Airborne infection risk during open-air cardiopulmonary resuscitation

Talib Dbouk, Silvia Aranda-García, Roberto Barcala-Furelos, Antonio Rodríguez-Núñez, Dimitris Drikakis

    Research output: Contribution to journalArticlepeer-review


    Aim: Cardiopulmonary resuscitation (CPR) is an emergency procedure where interpersonal distance cannot be maintained. There are and will always be outbreaks of infection from airborne diseases. Our objective was to assess the potential risk of airborne virus transmission during CPR in open-air conditions. Methods: We performed advanced high-fidelity three-dimensional modelling and simulations to predict airborne transmission during out-of-hospital hands-only CPR. The computational model considers complex fluid dynamics and heat transfer phenomena such as aerosol evaporation, breakup, coalescence, turbulence, and local interactions between the aerosol and the surrounding fluid. Furthermore, we incorporated the effects of the wind speed/direction, the air temperature and relative humidity on the transport of contaminated saliva particles emitted from a victim during a resuscitation process based on an Airborne Infection Risk (AIR) Index. Results: The results reveal low-risk conditions that include wind direction and high relative humidity and temperature. High-risk situations include wind directed to the rescuer, low humidity and temperature. Combinations of other conditions have an intermediate AIR Index and risk for the rescue team. Conclusions: The fluid dynamics, simulation-based AIR Index provides a classification of the risk of contagion by victim's aerosol in the case of hands-only CPR considering environmental factors such as wind speed and direction, relative humidity and temperature. Therefore, we recommend that rescuers perform a quick assessment of their airborne infectious risk before starting CPR in the open air and positioning themselves to avoid wind directed to their faces.

    Original languageEnglish
    Article numbere211209
    JournalEmergency Medicine Journal
    Publication statusAccepted/In press - 2021


    • cardiac arrest
    • COVID-19
    • first responders
    • prehospital care
    • resuscitation
    • SARS
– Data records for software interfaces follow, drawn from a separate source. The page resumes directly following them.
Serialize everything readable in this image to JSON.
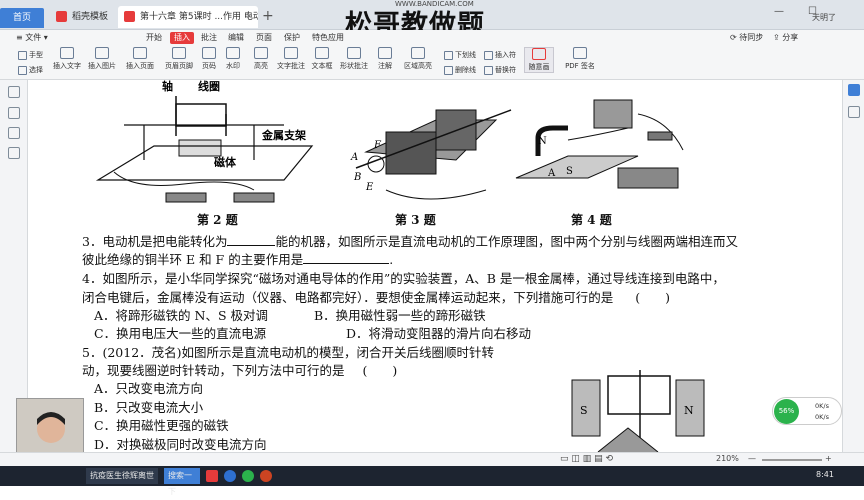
{
  "tabs": [
    {
      "label": "首页"
    },
    {
      "label": "稻壳模板"
    },
    {
      "label": "第十六章 第5课时 ...作用 电动机.pdf"
    }
  ],
  "watermark": {
    "url": "WWW.BANDICAM.COM",
    "title": "松哥教做题"
  },
  "window": {
    "user": "天明了"
  },
  "menu": {
    "file": "文件",
    "items": [
      "开始",
      "插入",
      "批注",
      "编辑",
      "页面",
      "保护",
      "特色应用"
    ],
    "right": [
      "待同步",
      "分享"
    ]
  },
  "tools": [
    {
      "label": "手型",
      "icon": "hand-icon"
    },
    {
      "label": "选择",
      "icon": "cursor-icon"
    },
    {
      "label": "插入文字",
      "icon": "text-insert-icon"
    },
    {
      "label": "插入图片",
      "icon": "image-icon"
    },
    {
      "label": "插入页面",
      "icon": "page-insert-icon"
    },
    {
      "label": "页眉页脚",
      "icon": "header-footer-icon"
    },
    {
      "label": "页码",
      "icon": "page-number-icon"
    },
    {
      "label": "水印",
      "icon": "watermark-icon"
    },
    {
      "label": "高亮",
      "icon": "highlight-icon"
    },
    {
      "label": "文字批注",
      "icon": "text-comment-icon"
    },
    {
      "label": "文本框",
      "icon": "textbox-icon"
    },
    {
      "label": "形状批注",
      "icon": "shape-comment-icon"
    },
    {
      "label": "注解",
      "icon": "note-icon"
    },
    {
      "label": "区域高亮",
      "icon": "area-highlight-icon"
    },
    {
      "label": "下划线",
      "icon": "underline-icon"
    },
    {
      "label": "删除线",
      "icon": "strikethrough-icon"
    },
    {
      "label": "插入符",
      "icon": "caret-icon"
    },
    {
      "label": "替换符",
      "icon": "replace-icon"
    },
    {
      "label": "随意画",
      "icon": "freehand-icon"
    },
    {
      "label": "PDF 签名",
      "icon": "signature-icon"
    }
  ],
  "figures": {
    "fig2": {
      "caption": "第 2 题",
      "labels": [
        "轴",
        "线圈",
        "金属支架",
        "磁体"
      ]
    },
    "fig3": {
      "caption": "第 3 题",
      "labels": [
        "A",
        "B",
        "F",
        "E"
      ]
    },
    "fig4": {
      "caption": "第 4 题",
      "labels": [
        "N",
        "S",
        "A"
      ]
    },
    "fig5": {
      "labels": [
        "S",
        "N"
      ]
    }
  },
  "text": {
    "q3a": "3．电动机是把电能转化为",
    "q3b": "能的机器，如图所示是直流电动机的工作原理图，图中两个分别与线圈两端相连而又",
    "q3c": "彼此绝缘的铜半环 E 和 F 的主要作用是",
    "q3d": ".",
    "q4a": "4．如图所示，是小华同学探究“磁场对通电导体的作用”的实验装置，A、B 是一根金属棒，通过导线连接到电路中，",
    "q4b": "闭合电键后，金属棒没有运动（仪器、电路都完好）．要想使金属棒运动起来，下列措施可行的是",
    "q4bracket": "(　　)",
    "q4A": "A．将蹄形磁铁的 N、S 极对调",
    "q4B": "B．换用磁性弱一些的蹄形磁铁",
    "q4C": "C．换用电压大一些的直流电源",
    "q4D": "D．将滑动变阻器的滑片向右移动",
    "q5a": "5．(2012．茂名)如图所示是直流电动机的模型，闭合开关后线圈顺时针转",
    "q5b": "动，现要线圈逆时针转动，下列方法中可行的是",
    "q5bracket": "(　　)",
    "q5A": "A．只改变电流方向",
    "q5B": "B．只改变电流大小",
    "q5C": "C．换用磁性更强的磁铁",
    "q5D": "D．对换磁极同时改变电流方向"
  },
  "status": {
    "zoom": "210%"
  },
  "network": {
    "percent": "56%",
    "up": "0K/s",
    "down": "0K/s"
  },
  "taskbar": {
    "items": [
      "抗疫医生徐辉离世",
      "搜索一下"
    ],
    "time": "8:41"
  },
  "colors": {
    "accent": "#e63b3b",
    "tab_active": "#3f7fd6",
    "taskbar": "#1d2430"
  }
}
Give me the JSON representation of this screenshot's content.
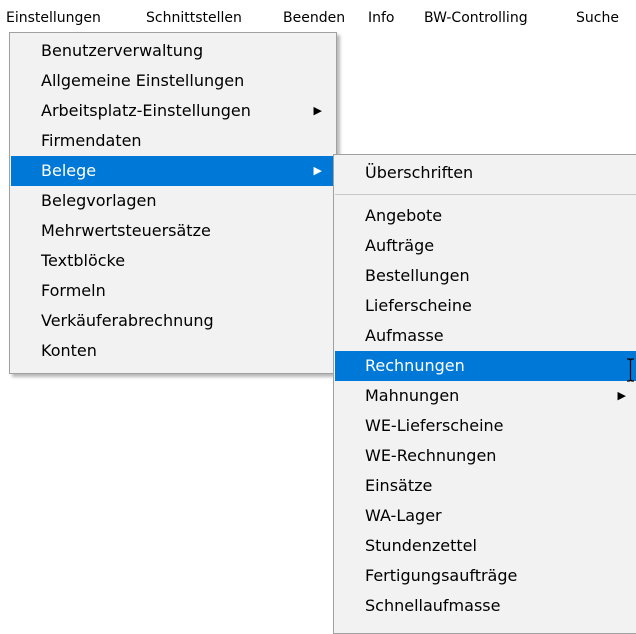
{
  "menubar": {
    "items": [
      {
        "label": "Einstellungen"
      },
      {
        "label": "Schnittstellen"
      },
      {
        "label": "Beenden"
      },
      {
        "label": "Info"
      },
      {
        "label": "BW-Controlling"
      },
      {
        "label": "Suche"
      }
    ]
  },
  "einstellungen_menu": {
    "items": [
      {
        "label": "Benutzerverwaltung"
      },
      {
        "label": "Allgemeine Einstellungen"
      },
      {
        "label": "Arbeitsplatz-Einstellungen",
        "submenu_icon": "chevron-right-icon"
      },
      {
        "label": "Firmendaten"
      },
      {
        "label": "Belege",
        "selected": true,
        "submenu_icon": "chevron-right-icon"
      },
      {
        "label": "Belegvorlagen"
      },
      {
        "label": "Mehrwertsteuersätze"
      },
      {
        "label": "Textblöcke"
      },
      {
        "label": "Formeln"
      },
      {
        "label": "Verkäuferabrechnung"
      },
      {
        "label": "Konten"
      }
    ]
  },
  "belege_submenu": {
    "items": [
      {
        "label": "Überschriften"
      },
      {
        "label": "Angebote"
      },
      {
        "label": "Aufträge"
      },
      {
        "label": "Bestellungen"
      },
      {
        "label": "Lieferscheine"
      },
      {
        "label": "Aufmasse"
      },
      {
        "label": "Rechnungen",
        "selected": true
      },
      {
        "label": "Mahnungen",
        "submenu_icon": "chevron-right-icon"
      },
      {
        "label": "WE-Lieferscheine"
      },
      {
        "label": "WE-Rechnungen"
      },
      {
        "label": "Einsätze"
      },
      {
        "label": "WA-Lager"
      },
      {
        "label": "Stundenzettel"
      },
      {
        "label": "Fertigungsaufträge"
      },
      {
        "label": "Schnellaufmasse"
      }
    ]
  },
  "colors": {
    "menu_background": "#f2f2f2",
    "selection": "#0078d7",
    "selection_text": "#ffffff",
    "menubar_background": "#ffffff"
  }
}
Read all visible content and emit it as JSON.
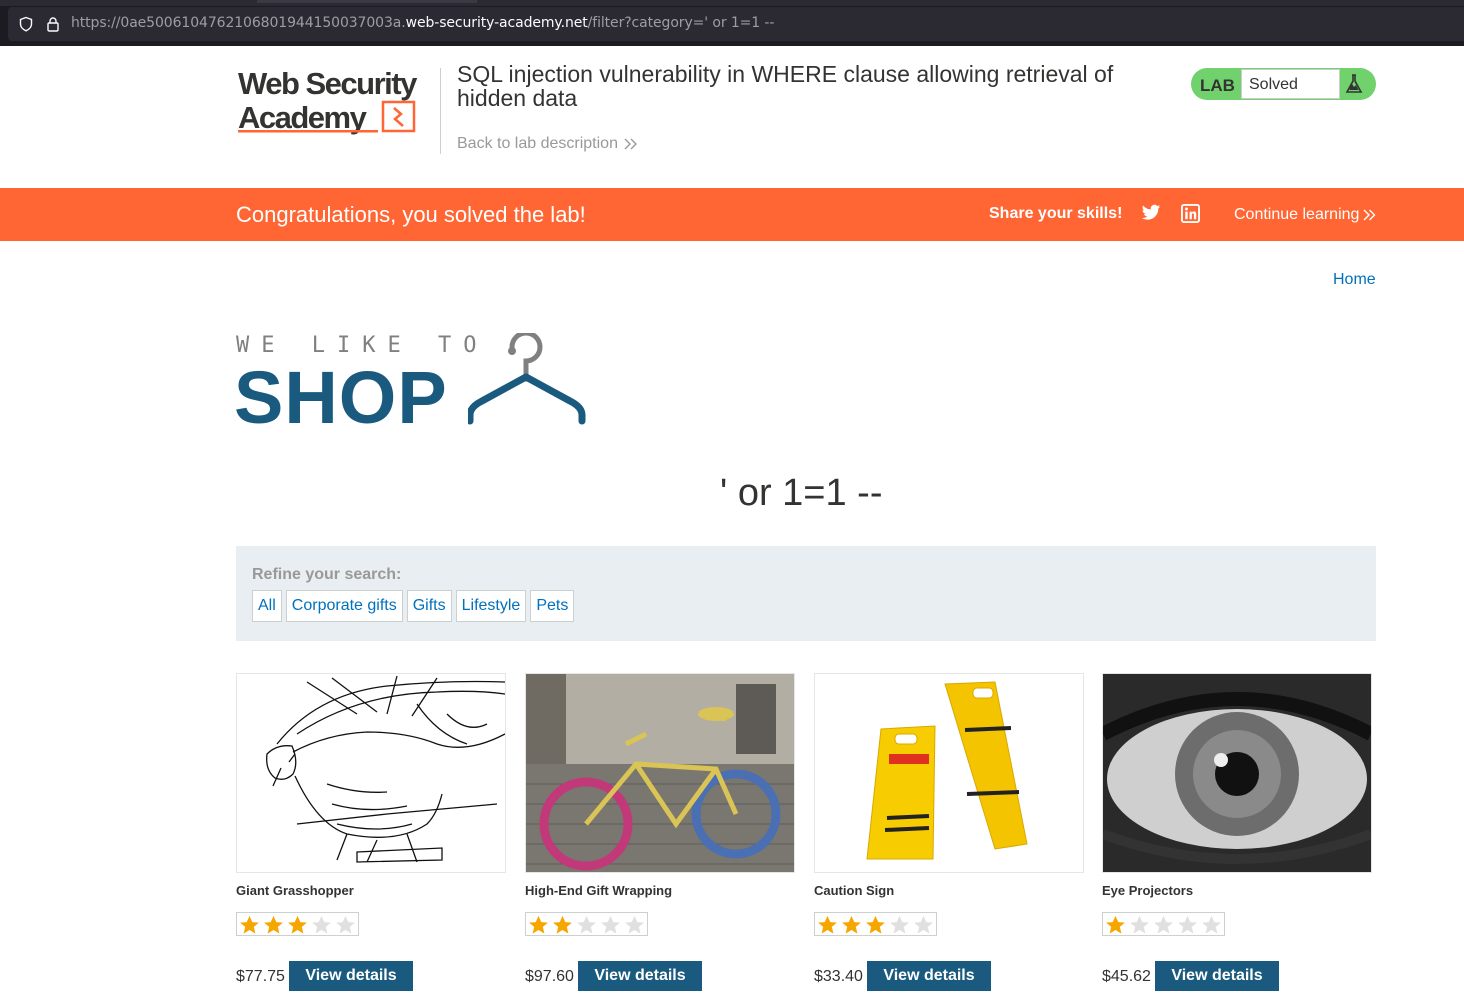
{
  "browser": {
    "url_prefix": "https://0ae500610476210680194415003700 3a.",
    "url_prefix_exact": "https://0ae500610476210680194415003 7003a.",
    "url_start": "https://0ae50061047621068019441500",
    "url_mid": "37003a.",
    "url_domain": "web-security-academy.net",
    "url_path": "/filter?category=' or 1=1 --"
  },
  "academy": {
    "lab_title": "SQL injection vulnerability in WHERE clause allowing retrieval of hidden data",
    "back_link": "Back to lab description",
    "lab_label": "LAB",
    "lab_status": "Solved"
  },
  "banner": {
    "congrats": "Congratulations, you solved the lab!",
    "share": "Share your skills!",
    "continue": "Continue learning",
    "color": "#ff6633"
  },
  "nav": {
    "home": "Home"
  },
  "logo": {
    "tagline": "WE LIKE TO",
    "word": "SHOP"
  },
  "search": {
    "heading": "' or 1=1 --"
  },
  "filters": {
    "label": "Refine your search:",
    "items": [
      "All",
      "Corporate gifts",
      "Gifts",
      "Lifestyle",
      "Pets"
    ]
  },
  "products": [
    {
      "name": "Giant Grasshopper",
      "rating": 3,
      "price": "$77.75",
      "button": "View details",
      "image": "grasshopper-sketch"
    },
    {
      "name": "High-End Gift Wrapping",
      "rating": 2,
      "price": "$97.60",
      "button": "View details",
      "image": "knitted-bicycle"
    },
    {
      "name": "Caution Sign",
      "rating": 3,
      "price": "$33.40",
      "button": "View details",
      "image": "caution-signs"
    },
    {
      "name": "Eye Projectors",
      "rating": 1,
      "price": "$45.62",
      "button": "View details",
      "image": "eye-closeup"
    }
  ],
  "colors": {
    "accent": "#1a5a7e",
    "link": "#0071bc",
    "solved": "#70d16d",
    "star": "#f7a600"
  }
}
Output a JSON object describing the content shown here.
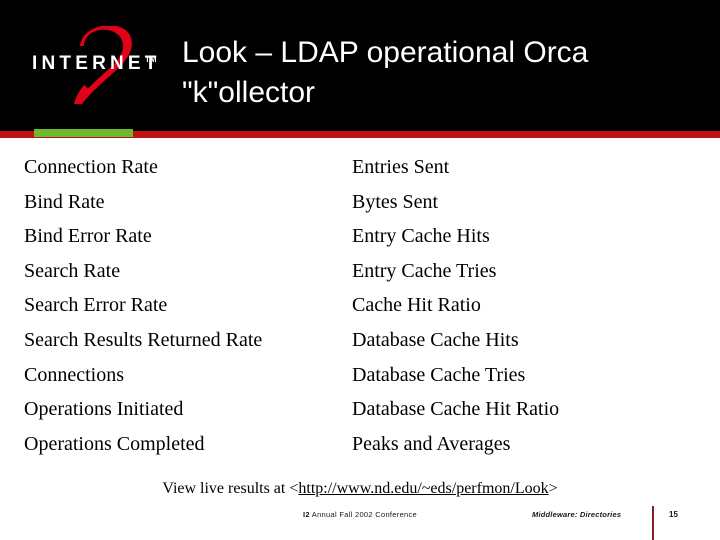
{
  "slide": {
    "title": "Look – LDAP operational Orca \"k\"ollector",
    "background_color": "#ffffff",
    "header_color": "#000000"
  },
  "logo": {
    "wordmark": "INTERNET",
    "trademark": "TM",
    "numeral": "2",
    "numeral_color": "#e00018",
    "wordmark_color": "#ffffff"
  },
  "divider": {
    "green_color": "#6cbb2c",
    "red_color": "#bf1212"
  },
  "metrics": {
    "left_column": [
      "Connection Rate",
      "Bind Rate",
      "Bind Error Rate",
      "Search Rate",
      "Search Error Rate",
      "Search Results Returned Rate",
      "Connections",
      "Operations Initiated",
      "Operations Completed"
    ],
    "right_column": [
      "Entries Sent",
      "Bytes Sent",
      "Entry Cache Hits",
      "Entry Cache Tries",
      "Cache Hit Ratio",
      "Database Cache Hits",
      "Database Cache Tries",
      "Database Cache Hit Ratio",
      "Peaks and Averages"
    ]
  },
  "footer_link": {
    "prefix": "View live results at <",
    "url": "http://www.nd.edu/~eds/perfmon/Look",
    "suffix": ">"
  },
  "status": {
    "conference_mark": "I2",
    "conference": " Annual Fall 2002 Conference",
    "track": "Middleware: Directories",
    "page_number": "15",
    "rule_color": "#8a1f1f"
  }
}
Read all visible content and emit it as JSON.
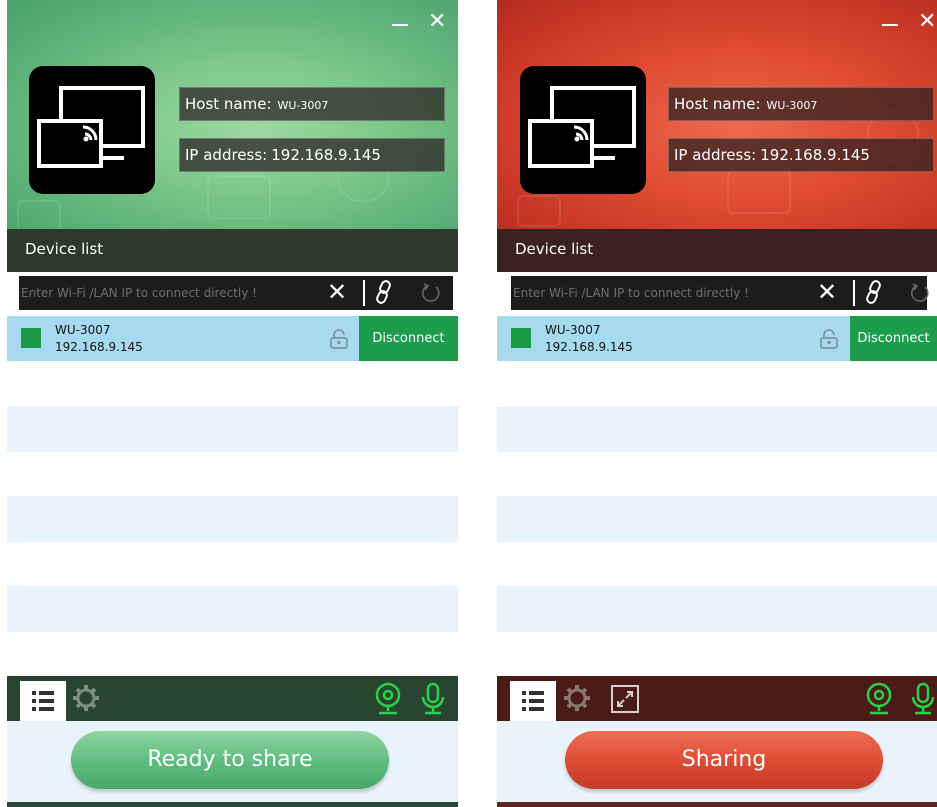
{
  "window_controls": {
    "minimize": "—",
    "close": "✕"
  },
  "host_label": "Host name:",
  "host_value": "WU-3007",
  "ip_label": "IP address:",
  "ip_value": "192.168.9.145",
  "device_list_label": "Device list",
  "ip_input_placeholder": "Enter Wi-Fi /LAN IP to connect directly !",
  "device": {
    "name": "WU-3007",
    "ip": "192.168.9.145"
  },
  "disconnect_label": "Disconnect",
  "green_panel": {
    "share_label": "Ready to share",
    "accent": "#5fb27a"
  },
  "red_panel": {
    "share_label": "Sharing",
    "accent": "#dc4a33"
  },
  "icons": [
    "cast-screen-icon",
    "clear-icon",
    "link-icon",
    "refresh-icon",
    "lock-icon",
    "list-icon",
    "gear-icon",
    "fullscreen-toggle-icon",
    "camera-icon",
    "microphone-icon"
  ]
}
    Dive into the research topics of 'Airborne infection risk during open-air cardiopulmonary resuscitation'. Together they form a unique fingerprint.

    Cite this